START Records for processing

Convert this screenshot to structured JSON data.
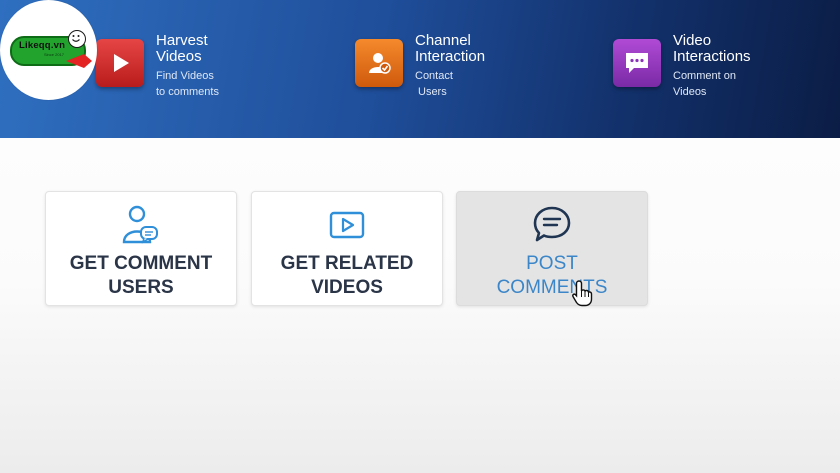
{
  "logo": {
    "text": "Likeqq.vn",
    "tagline": "Since 2017"
  },
  "features": [
    {
      "title_line1": "Harvest",
      "title_line2": "Videos",
      "sub_line1": "Find Videos",
      "sub_line2": "to comments",
      "icon": "play-icon"
    },
    {
      "title_line1": "Channel",
      "title_line2": "Interaction",
      "sub_line1": "Contact",
      "sub_line2": "Users",
      "icon": "user-check-icon"
    },
    {
      "title_line1": "Video",
      "title_line2": "Interactions",
      "sub_line1": "Comment on",
      "sub_line2": "Videos",
      "icon": "comment-dots-icon"
    }
  ],
  "cards": [
    {
      "label": "GET COMMENT\nUSERS",
      "icon": "user-comment-icon"
    },
    {
      "label": "GET RELATED\nVIDEOS",
      "icon": "video-play-icon"
    },
    {
      "label": "POST\nCOMMENTS",
      "icon": "chat-bubble-icon"
    }
  ],
  "colors": {
    "banner_start": "#2f6fc0",
    "banner_end": "#0b1d45",
    "card_text": "#2b3548",
    "active_text": "#3b86c9",
    "icon_blue": "#2f8fd8"
  }
}
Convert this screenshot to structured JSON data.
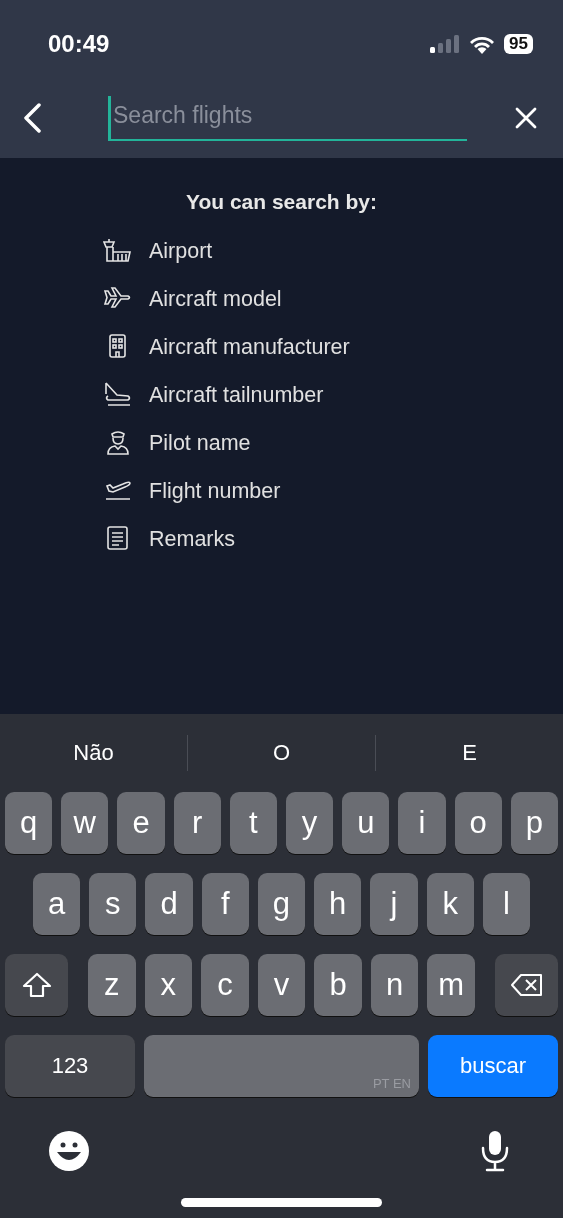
{
  "status_bar": {
    "time": "00:49",
    "battery": "95"
  },
  "search": {
    "placeholder": "Search flights"
  },
  "heading": "You can search by:",
  "options": [
    {
      "kind": "tower",
      "label": "Airport"
    },
    {
      "kind": "plane",
      "label": "Aircraft model"
    },
    {
      "kind": "building",
      "label": "Aircraft manufacturer"
    },
    {
      "kind": "tail",
      "label": "Aircraft tailnumber"
    },
    {
      "kind": "pilot",
      "label": "Pilot name"
    },
    {
      "kind": "takeoff",
      "label": "Flight number"
    },
    {
      "kind": "note",
      "label": "Remarks"
    }
  ],
  "suggestions": [
    "Não",
    "O",
    "E"
  ],
  "keyboard": {
    "rows": [
      [
        "q",
        "w",
        "e",
        "r",
        "t",
        "y",
        "u",
        "i",
        "o",
        "p"
      ],
      [
        "a",
        "s",
        "d",
        "f",
        "g",
        "h",
        "j",
        "k",
        "l"
      ],
      [
        "z",
        "x",
        "c",
        "v",
        "b",
        "n",
        "m"
      ]
    ],
    "numbers_key": "123",
    "space_languages": "PT EN",
    "return_key": "buscar"
  }
}
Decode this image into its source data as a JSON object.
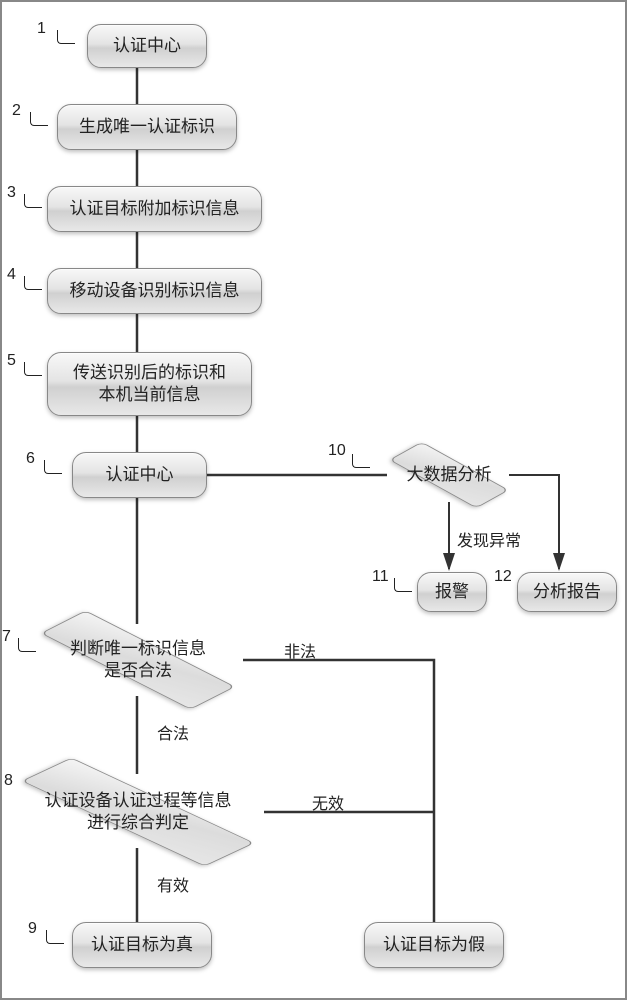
{
  "nodes": {
    "n1": "认证中心",
    "n2": "生成唯一认证标识",
    "n3": "认证目标附加标识信息",
    "n4": "移动设备识别标识信息",
    "n5": "传送识别后的标识和\n本机当前信息",
    "n6": "认证中心",
    "n7": "判断唯一标识信息\n是否合法",
    "n8": "认证设备认证过程等信息\n进行综合判定",
    "n9": "认证目标为真",
    "n10": "大数据分析",
    "n11": "报警",
    "n12": "分析报告",
    "nfalse": "认证目标为假"
  },
  "labels": {
    "l1": "1",
    "l2": "2",
    "l3": "3",
    "l4": "4",
    "l5": "5",
    "l6": "6",
    "l7": "7",
    "l8": "8",
    "l9": "9",
    "l10": "10",
    "l11": "11",
    "l12": "12"
  },
  "edge_labels": {
    "legal": "合法",
    "illegal": "非法",
    "valid": "有效",
    "invalid": "无效",
    "anomaly": "发现异常"
  },
  "chart_data": {
    "type": "flowchart",
    "nodes": [
      {
        "id": 1,
        "label": "认证中心",
        "shape": "rounded-rect"
      },
      {
        "id": 2,
        "label": "生成唯一认证标识",
        "shape": "rounded-rect"
      },
      {
        "id": 3,
        "label": "认证目标附加标识信息",
        "shape": "rounded-rect"
      },
      {
        "id": 4,
        "label": "移动设备识别标识信息",
        "shape": "rounded-rect"
      },
      {
        "id": 5,
        "label": "传送识别后的标识和本机当前信息",
        "shape": "rounded-rect"
      },
      {
        "id": 6,
        "label": "认证中心",
        "shape": "rounded-rect"
      },
      {
        "id": 7,
        "label": "判断唯一标识信息是否合法",
        "shape": "diamond"
      },
      {
        "id": 8,
        "label": "认证设备认证过程等信息进行综合判定",
        "shape": "diamond"
      },
      {
        "id": 9,
        "label": "认证目标为真",
        "shape": "rounded-rect"
      },
      {
        "id": 10,
        "label": "大数据分析",
        "shape": "diamond"
      },
      {
        "id": 11,
        "label": "报警",
        "shape": "rounded-rect"
      },
      {
        "id": 12,
        "label": "分析报告",
        "shape": "rounded-rect"
      },
      {
        "id": "false",
        "label": "认证目标为假",
        "shape": "rounded-rect"
      }
    ],
    "edges": [
      {
        "from": 1,
        "to": 2
      },
      {
        "from": 2,
        "to": 3
      },
      {
        "from": 3,
        "to": 4
      },
      {
        "from": 4,
        "to": 5
      },
      {
        "from": 5,
        "to": 6
      },
      {
        "from": 6,
        "to": 7
      },
      {
        "from": 6,
        "to": 10
      },
      {
        "from": 7,
        "to": 8,
        "label": "合法"
      },
      {
        "from": 7,
        "to": "false",
        "label": "非法"
      },
      {
        "from": 8,
        "to": 9,
        "label": "有效"
      },
      {
        "from": 8,
        "to": "false",
        "label": "无效"
      },
      {
        "from": 10,
        "to": 11,
        "label": "发现异常"
      },
      {
        "from": 10,
        "to": 12
      }
    ]
  }
}
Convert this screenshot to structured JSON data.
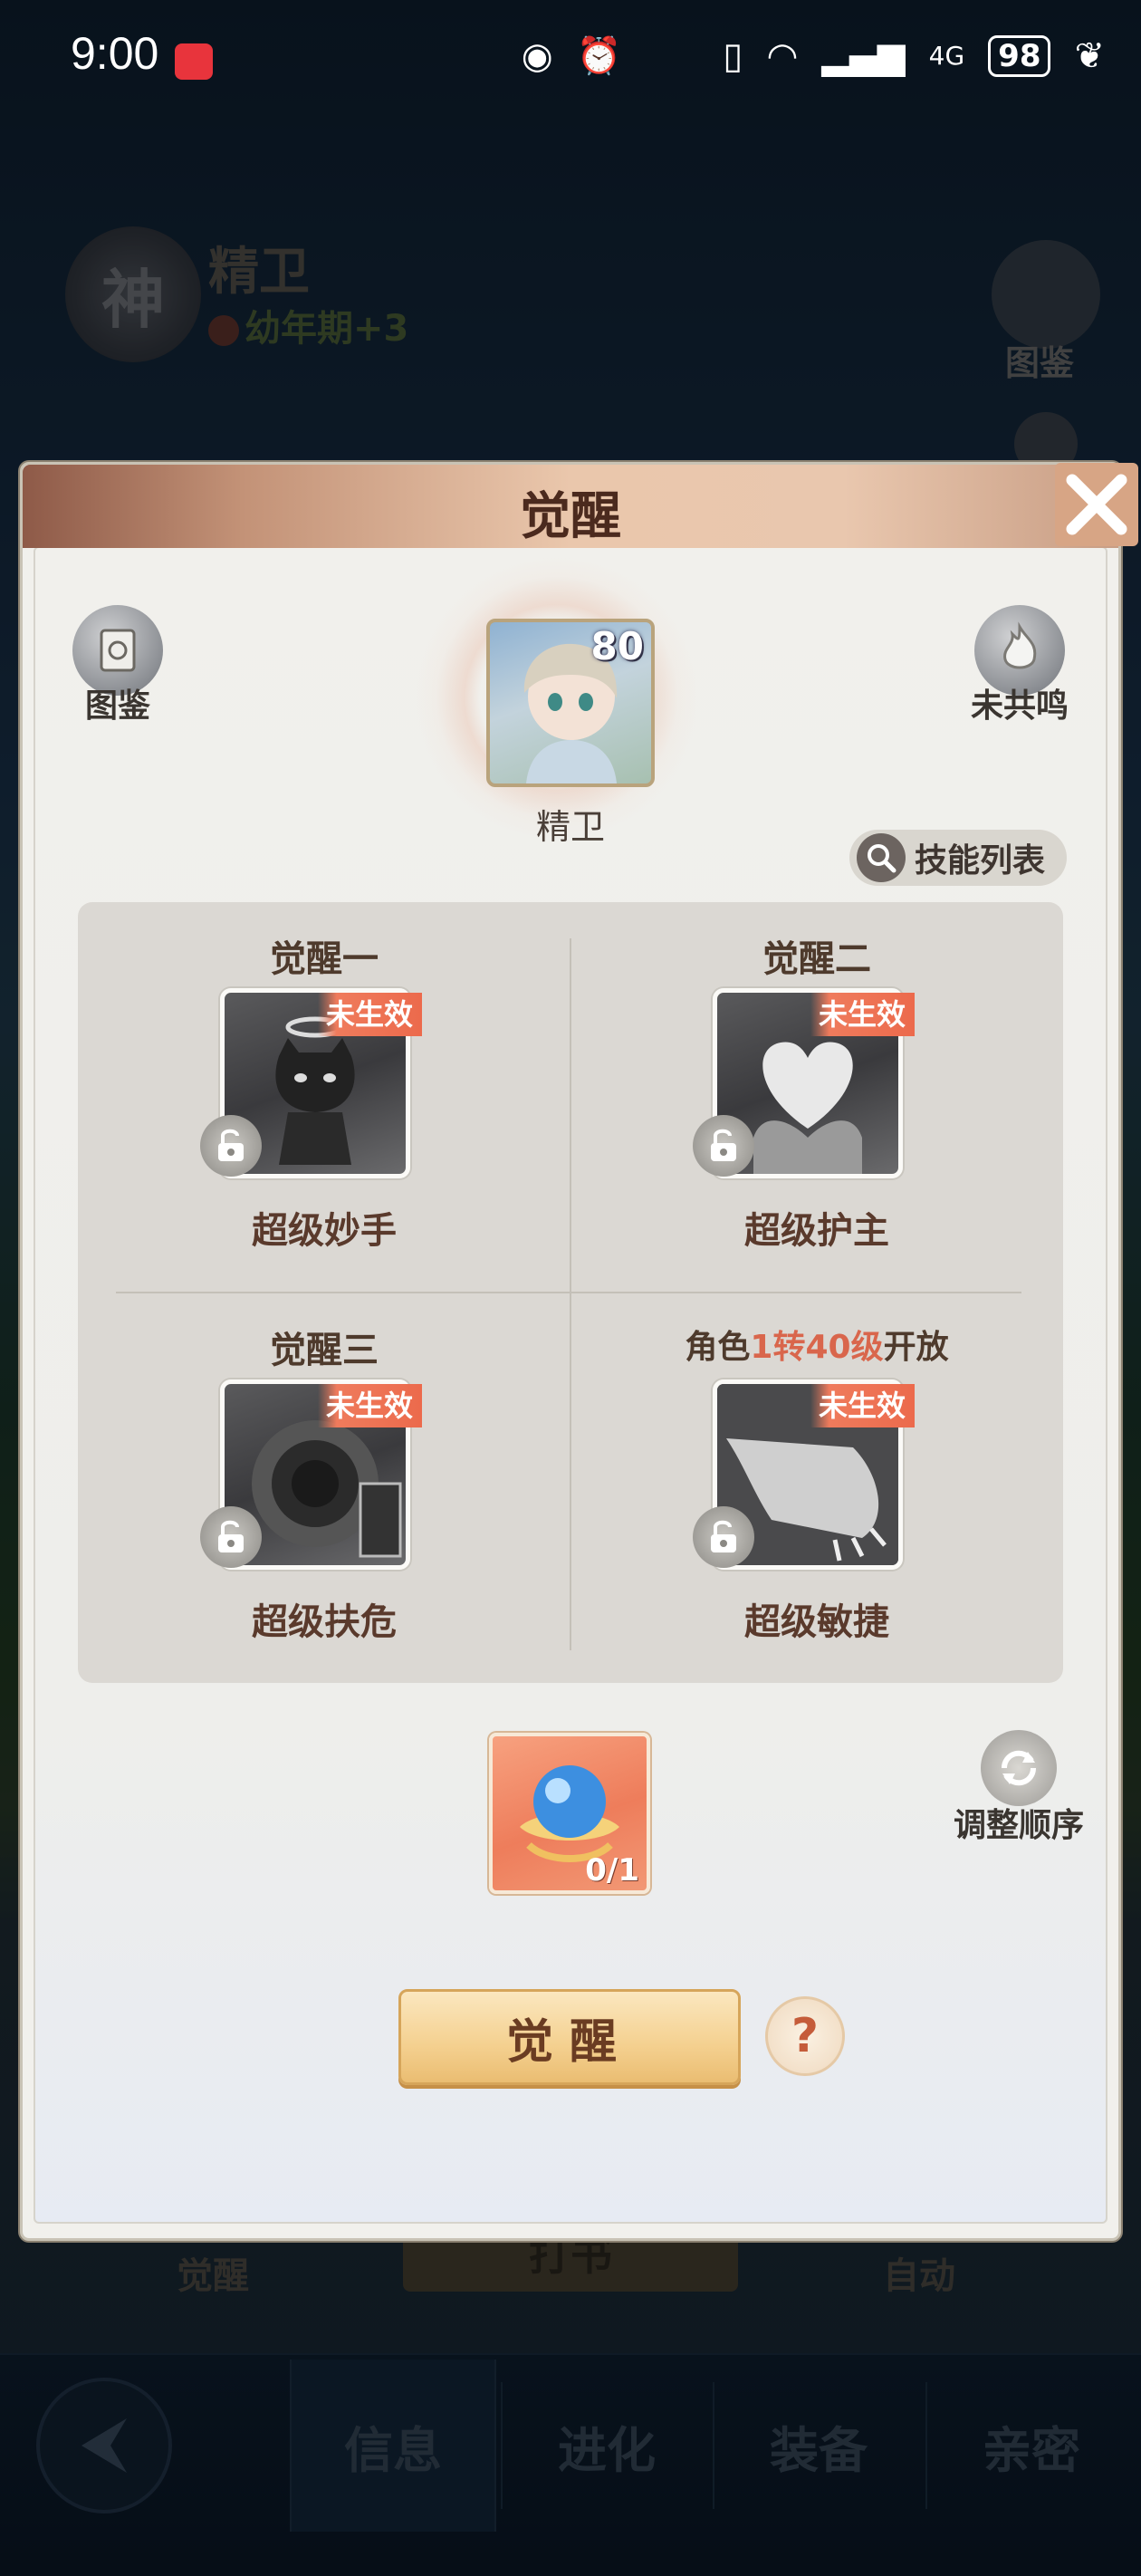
{
  "status_bar": {
    "time": "9:00",
    "network": "4G",
    "battery": "98"
  },
  "background": {
    "god_badge": "神",
    "hero_name": "精卫",
    "growth_stage": "幼年期+3",
    "atlas_label": "图鉴",
    "bottom_left_label": "觉醒",
    "bottom_center_label": "打书",
    "bottom_right_label": "自动"
  },
  "nav": {
    "tabs": [
      {
        "label": "信息"
      },
      {
        "label": "进化"
      },
      {
        "label": "装备"
      },
      {
        "label": "亲密"
      }
    ]
  },
  "dialog": {
    "title": "觉醒",
    "atlas_label": "图鉴",
    "resonance_label": "未共鸣",
    "hero": {
      "level": "80",
      "name": "精卫"
    },
    "skill_list_label": "技能列表",
    "awakenings": [
      {
        "title": "觉醒一",
        "badge": "未生效",
        "skill": "超级妙手"
      },
      {
        "title": "觉醒二",
        "badge": "未生效",
        "skill": "超级护主"
      },
      {
        "title": "觉醒三",
        "badge": "未生效",
        "skill": "超级扶危"
      },
      {
        "title_prefix": "角色",
        "title_highlight": "1转40级",
        "title_suffix": "开放",
        "badge": "未生效",
        "skill": "超级敏捷"
      }
    ],
    "item_count": "0/1",
    "reorder_label": "调整顺序",
    "awaken_button": "觉醒",
    "help_label": "?"
  }
}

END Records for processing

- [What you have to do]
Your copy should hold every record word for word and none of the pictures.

- [Answer area]
Convert this screenshot to structured JSON data.
{
  "logo": {
    "text": "Likeqq.vn",
    "tagline": "Since 2017"
  },
  "features": [
    {
      "title_line1": "Harvest",
      "title_line2": "Videos",
      "sub_line1": "Find Videos",
      "sub_line2": "to comments",
      "icon": "play-icon"
    },
    {
      "title_line1": "Channel",
      "title_line2": "Interaction",
      "sub_line1": "Contact",
      "sub_line2": "Users",
      "icon": "user-check-icon"
    },
    {
      "title_line1": "Video",
      "title_line2": "Interactions",
      "sub_line1": "Comment on",
      "sub_line2": "Videos",
      "icon": "comment-dots-icon"
    }
  ],
  "cards": [
    {
      "label": "GET COMMENT\nUSERS",
      "icon": "user-comment-icon"
    },
    {
      "label": "GET RELATED\nVIDEOS",
      "icon": "video-play-icon"
    },
    {
      "label": "POST\nCOMMENTS",
      "icon": "chat-bubble-icon"
    }
  ],
  "colors": {
    "banner_start": "#2f6fc0",
    "banner_end": "#0b1d45",
    "card_text": "#2b3548",
    "active_text": "#3b86c9",
    "icon_blue": "#2f8fd8"
  }
}
Convert this screenshot to structured JSON data.
{
  "status_bar": {
    "time": "00:49",
    "battery": "95"
  },
  "search": {
    "placeholder": "Search flights"
  },
  "heading": "You can search by:",
  "options": [
    {
      "kind": "tower",
      "label": "Airport"
    },
    {
      "kind": "plane",
      "label": "Aircraft model"
    },
    {
      "kind": "building",
      "label": "Aircraft manufacturer"
    },
    {
      "kind": "tail",
      "label": "Aircraft tailnumber"
    },
    {
      "kind": "pilot",
      "label": "Pilot name"
    },
    {
      "kind": "takeoff",
      "label": "Flight number"
    },
    {
      "kind": "note",
      "label": "Remarks"
    }
  ],
  "suggestions": [
    "Não",
    "O",
    "E"
  ],
  "keyboard": {
    "rows": [
      [
        "q",
        "w",
        "e",
        "r",
        "t",
        "y",
        "u",
        "i",
        "o",
        "p"
      ],
      [
        "a",
        "s",
        "d",
        "f",
        "g",
        "h",
        "j",
        "k",
        "l"
      ],
      [
        "z",
        "x",
        "c",
        "v",
        "b",
        "n",
        "m"
      ]
    ],
    "numbers_key": "123",
    "space_languages": "PT EN",
    "return_key": "buscar"
  }
}
Decode this image into its source data as a JSON object.
{
  "nodes": {
    "n1": "认证中心",
    "n2": "生成唯一认证标识",
    "n3": "认证目标附加标识信息",
    "n4": "移动设备识别标识信息",
    "n5": "传送识别后的标识和\n本机当前信息",
    "n6": "认证中心",
    "n7": "判断唯一标识信息\n是否合法",
    "n8": "认证设备认证过程等信息\n进行综合判定",
    "n9": "认证目标为真",
    "n10": "大数据分析",
    "n11": "报警",
    "n12": "分析报告",
    "nfalse": "认证目标为假"
  },
  "labels": {
    "l1": "1",
    "l2": "2",
    "l3": "3",
    "l4": "4",
    "l5": "5",
    "l6": "6",
    "l7": "7",
    "l8": "8",
    "l9": "9",
    "l10": "10",
    "l11": "11",
    "l12": "12"
  },
  "edge_labels": {
    "legal": "合法",
    "illegal": "非法",
    "valid": "有效",
    "invalid": "无效",
    "anomaly": "发现异常"
  },
  "chart_data": {
    "type": "flowchart",
    "nodes": [
      {
        "id": 1,
        "label": "认证中心",
        "shape": "rounded-rect"
      },
      {
        "id": 2,
        "label": "生成唯一认证标识",
        "shape": "rounded-rect"
      },
      {
        "id": 3,
        "label": "认证目标附加标识信息",
        "shape": "rounded-rect"
      },
      {
        "id": 4,
        "label": "移动设备识别标识信息",
        "shape": "rounded-rect"
      },
      {
        "id": 5,
        "label": "传送识别后的标识和本机当前信息",
        "shape": "rounded-rect"
      },
      {
        "id": 6,
        "label": "认证中心",
        "shape": "rounded-rect"
      },
      {
        "id": 7,
        "label": "判断唯一标识信息是否合法",
        "shape": "diamond"
      },
      {
        "id": 8,
        "label": "认证设备认证过程等信息进行综合判定",
        "shape": "diamond"
      },
      {
        "id": 9,
        "label": "认证目标为真",
        "shape": "rounded-rect"
      },
      {
        "id": 10,
        "label": "大数据分析",
        "shape": "diamond"
      },
      {
        "id": 11,
        "label": "报警",
        "shape": "rounded-rect"
      },
      {
        "id": 12,
        "label": "分析报告",
        "shape": "rounded-rect"
      },
      {
        "id": "false",
        "label": "认证目标为假",
        "shape": "rounded-rect"
      }
    ],
    "edges": [
      {
        "from": 1,
        "to": 2
      },
      {
        "from": 2,
        "to": 3
      },
      {
        "from": 3,
        "to": 4
      },
      {
        "from": 4,
        "to": 5
      },
      {
        "from": 5,
        "to": 6
      },
      {
        "from": 6,
        "to": 7
      },
      {
        "from": 6,
        "to": 10
      },
      {
        "from": 7,
        "to": 8,
        "label": "合法"
      },
      {
        "from": 7,
        "to": "false",
        "label": "非法"
      },
      {
        "from": 8,
        "to": 9,
        "label": "有效"
      },
      {
        "from": 8,
        "to": "false",
        "label": "无效"
      },
      {
        "from": 10,
        "to": 11,
        "label": "发现异常"
      },
      {
        "from": 10,
        "to": 12
      }
    ]
  }
}
Convert this screenshot to structured JSON data.
{
  "status_bar": {
    "time": "9:00",
    "network": "4G",
    "battery": "98"
  },
  "background": {
    "god_badge": "神",
    "hero_name": "精卫",
    "growth_stage": "幼年期+3",
    "atlas_label": "图鉴",
    "bottom_left_label": "觉醒",
    "bottom_center_label": "打书",
    "bottom_right_label": "自动"
  },
  "nav": {
    "tabs": [
      {
        "label": "信息"
      },
      {
        "label": "进化"
      },
      {
        "label": "装备"
      },
      {
        "label": "亲密"
      }
    ]
  },
  "dialog": {
    "title": "觉醒",
    "atlas_label": "图鉴",
    "resonance_label": "未共鸣",
    "hero": {
      "level": "80",
      "name": "精卫"
    },
    "skill_list_label": "技能列表",
    "awakenings": [
      {
        "title": "觉醒一",
        "badge": "未生效",
        "skill": "超级妙手"
      },
      {
        "title": "觉醒二",
        "badge": "未生效",
        "skill": "超级护主"
      },
      {
        "title": "觉醒三",
        "badge": "未生效",
        "skill": "超级扶危"
      },
      {
        "title_prefix": "角色",
        "title_highlight": "1转40级",
        "title_suffix": "开放",
        "badge": "未生效",
        "skill": "超级敏捷"
      }
    ],
    "item_count": "0/1",
    "reorder_label": "调整顺序",
    "awaken_button": "觉醒",
    "help_label": "?"
  }
}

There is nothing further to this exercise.